"Early gay novels by Forester, Isherwood, and Vidal, respectively. On second thought, though, I actually don't recommend The City and the Pillar; the sex scenes are atrocious, and the narrator's kind of an idiot. Maurice is better, but for the most part, it just feels dated. Isherwood writes beautifully, though."
"Okay," James nods. "I'll have to give him a try."
They keep talking, without incident, through two helpings of Indian buffet and the rest of the bottle of wine.
The evening is pleasantly warm as they walk across campus toward the dorms. They aren't talking at the moment, but the silence is companionable. They walk until they reach James's dorm, and then they both stop in front of the steps.
"So," Heath begins, "I had a really great time."
"So did I," James replies with a nervous smile. "I'm glad you talked me into this." He feels Heath's eyes on him, looks straight into them, sees the dilated pupils inside the ring of blue, feels something similar inside himself.
The moment is heavy, heady, like the humid heat in the air. Heath takes a step closer and presses his lips to James's before winding an arm around his back.
For a moment, James lets him. It's nice, feeling Heath against him, overwhelming all his senses except sight when his eyes fall shut. He kisses back until his brain catches up with his mouth and he remembers he told himself he wasn't going to do this. He doesn't want this. He can't. "No," he says, pulling away abruptly.
Heath pulls back immediately. "Sorry," he says, thrusting his hands in his pockets. "I didn't mean to do that. I—" He bites his lip. "Fuck."
"It's okay," James replies, surprised by how okay he feels about all this. He doesn't blame Heath. It was nice, and Heath stopped when he asked, so the panic stays down.
"Fuck," Heath repeats. He winces. "Have I ruined any chance of us hanging out again the future?"
"No," James shakes his head. "I think I'd like to hang out again."
Heath looks surprised.
"As friends," James clarifies. He still isn't ready for anything more than that—doesn't know if he'll ever—and certainly not with a serial non-monogamist such as Heath, but if this evening has proven anything, it's that Heath is someone he can have a conversation with. He thinks he wants to have more conversations with Heath.
"Okay," Heath agrees, "as friends."
James smiles as he walks away.
***So, I wrote two additional paragraphs for this scene, based on a question Heath asks during the Q&A. I didn't include it because it's vaguely based on something that actually happened to a friend of mine. However, I think I'm going to put the paragraphs in a password-protected post on my blog.
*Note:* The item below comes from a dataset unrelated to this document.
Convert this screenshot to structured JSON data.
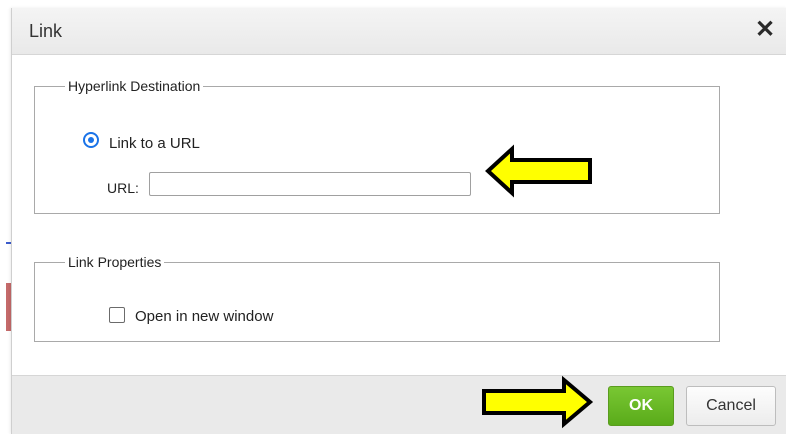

If you're interested in reading them, I'll PM you the password and link.
In other news… I got a plot idea that would… significantly lengthen this story. Originally, this was going to be a pretty short sub-10-chapter jaunt. But… now I'm considering expanding this considerably and introducing another major character. Thoughts? Are you guys in this for the long haul, if I adopt a more regular updating schedule?
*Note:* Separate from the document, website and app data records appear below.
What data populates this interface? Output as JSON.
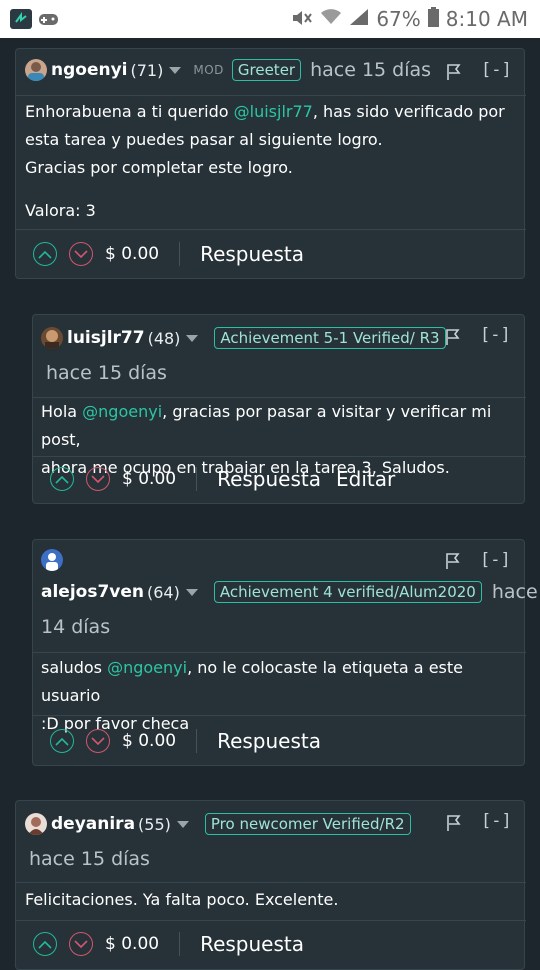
{
  "status_bar": {
    "battery": "67%",
    "time": "8:10 AM"
  },
  "comments": [
    {
      "user": "ngoenyi",
      "reputation": "(71)",
      "role": "MOD",
      "badge": "Greeter",
      "time": "hace 15 días",
      "collapse": "[-]",
      "body_p1_before": "Enhorabuena a ti querido ",
      "body_p1_mention": "@luisjlr77",
      "body_p1_after": ", has sido verificado por",
      "body_p1_line2": "esta tarea y puedes pasar al siguiente logro.",
      "body_p2": "Gracias por completar este logro.",
      "body_p3": "Valora: 3",
      "payout": "$ 0.00",
      "reply": "Respuesta"
    },
    {
      "user": "luisjlr77",
      "reputation": "(48)",
      "badge": "Achievement 5-1 Verified/ R3",
      "time": "hace 15 días",
      "collapse": "[-]",
      "body_l1_before": "Hola ",
      "body_l1_mention": "@ngoenyi",
      "body_l1_after": ", gracias por pasar a visitar y verificar mi post,",
      "body_l2": "ahora me ocupo en trabajar en la tarea 3, Saludos.",
      "payout": "$ 0.00",
      "reply": "Respuesta",
      "edit": "Editar"
    },
    {
      "user": "alejos7ven",
      "reputation": "(64)",
      "badge": "Achievement 4 verified/Alum2020",
      "time_part1": "hace",
      "time_part2": "14 días",
      "collapse": "[-]",
      "body_l1_before": "saludos ",
      "body_l1_mention": "@ngoenyi",
      "body_l1_after": ", no le colocaste la etiqueta a este usuario",
      "body_l2": ":D por favor checa",
      "payout": "$ 0.00",
      "reply": "Respuesta"
    },
    {
      "user": "deyanira",
      "reputation": "(55)",
      "badge": "Pro newcomer Verified/R2",
      "time": "hace 15 días",
      "collapse": "[-]",
      "body": "Felicitaciones. Ya falta poco. Excelente.",
      "payout": "$ 0.00",
      "reply": "Respuesta"
    }
  ],
  "colors": {
    "background": "#1d262c",
    "card": "#263238",
    "accent": "#2cc5a4",
    "upvote": "#21b99a",
    "downvote": "#d2566e"
  }
}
Speaking of updating schedules... this speedy update is entirely thanks to all of you and your kind reviews.
So, yeah. Let me know what you think of this one.